Since it’s Drupal underneath it can be extended, and the Open Atrium folks call these Features. Right now there are a few built in features and hooks are provided to add others. I would hope that if the Open Atrium community grows that there would be a sharing of new features and extensions to give more functionality. I for instance, would be interested in being able to use the CAS module that is available for Drupal.
The built in features available are Blog, Calendar, Notebook, Case Tracker and Shoutbox. I hope Blog and Calendar are self explanatory. Notebook is a place for sharing and storing notes, files and other resources. It supports tagging of pages, organizing pages in books, notifications to people connected to the notebook and viewing revisions. Case Tracker supports the creation of tasks for work to be done and the creation of cases for bug tracking. The forms are very similar to those for the notebook allowing for tagging, notifications, revisions, file attachments, etc. Shoutbox is basically a little built in microblogging tool to facilitate team communication.
What Open Atrium does right now, out of the box, is impressive in my mind. It certainly would be a great jump off point for anyone looking to build a teamwork solution for their own organization. I think it would be especially attractive to working in an environment where internet connectivity was an issue. Open Atrium would provide a rather useful teamwork environment that could very easily be locally hosted. I’ll be keeping an eye on this product as well as the offerings from Phase 2 Technologies.
I got an email from Amazon today that their Appstore was open. I was able to install the Appstore app without any issues (apparently AT&T customers will have issues or have to do something different, that’s what the install notes said anyway. sucks to be them.) and hopped right in.
They are doing a free paid app a day for an unknown number of days. Today’s free app is Angry Birds Rio. It’s there to grab for the next 10 hours or so. My son is going to be beside himself when I let him know we’ve got new Angry Birds levels to play. This time it’s setting other birds free rather than fighting the pigs. Man I hate those pigs.
Installing Angry Birds Rio was a piece of cake, pretty much like installing it from the regular Android App Store. So not a ton to say other than I’m pretty stoked about this. I do a lot of business with Amazon and this just pulls my mobile and shopping world a little tighter together. I like having everything rolled up together like that.

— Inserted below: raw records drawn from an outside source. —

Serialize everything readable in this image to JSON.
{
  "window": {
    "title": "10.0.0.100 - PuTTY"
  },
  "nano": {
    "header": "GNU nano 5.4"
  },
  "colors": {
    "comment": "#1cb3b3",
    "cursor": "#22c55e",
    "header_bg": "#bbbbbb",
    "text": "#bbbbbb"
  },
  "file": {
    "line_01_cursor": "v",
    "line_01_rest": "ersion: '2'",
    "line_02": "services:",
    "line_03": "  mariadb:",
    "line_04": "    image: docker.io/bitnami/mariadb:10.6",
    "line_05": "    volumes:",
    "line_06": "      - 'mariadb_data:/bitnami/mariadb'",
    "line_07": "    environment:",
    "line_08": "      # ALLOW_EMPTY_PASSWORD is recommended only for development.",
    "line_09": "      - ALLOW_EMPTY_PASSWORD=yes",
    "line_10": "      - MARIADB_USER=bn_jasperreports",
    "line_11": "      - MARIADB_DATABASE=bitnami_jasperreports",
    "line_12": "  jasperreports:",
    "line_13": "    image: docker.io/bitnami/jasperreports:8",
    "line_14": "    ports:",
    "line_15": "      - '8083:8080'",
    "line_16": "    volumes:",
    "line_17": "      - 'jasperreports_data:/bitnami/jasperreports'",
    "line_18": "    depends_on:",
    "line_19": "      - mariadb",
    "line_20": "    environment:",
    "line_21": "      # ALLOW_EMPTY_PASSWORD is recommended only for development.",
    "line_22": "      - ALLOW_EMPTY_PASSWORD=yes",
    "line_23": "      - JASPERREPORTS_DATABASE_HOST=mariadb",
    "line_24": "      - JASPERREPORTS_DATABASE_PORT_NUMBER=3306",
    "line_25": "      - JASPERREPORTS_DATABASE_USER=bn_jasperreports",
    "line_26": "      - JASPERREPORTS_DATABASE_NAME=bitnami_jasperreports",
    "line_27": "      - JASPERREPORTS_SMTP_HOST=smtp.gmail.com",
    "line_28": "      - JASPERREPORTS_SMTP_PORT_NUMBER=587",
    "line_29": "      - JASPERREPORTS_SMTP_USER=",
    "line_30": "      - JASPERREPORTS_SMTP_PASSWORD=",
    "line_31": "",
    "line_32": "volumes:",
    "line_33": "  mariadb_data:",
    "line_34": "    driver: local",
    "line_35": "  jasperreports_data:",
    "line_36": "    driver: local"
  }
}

But – and this is important – I don’t have to have it that way if I don’t want it to be. And if Amazon makes any large missteps, I’ve got other options. Which is why you’ll see me sticking with Android unless something better comes along that is also open.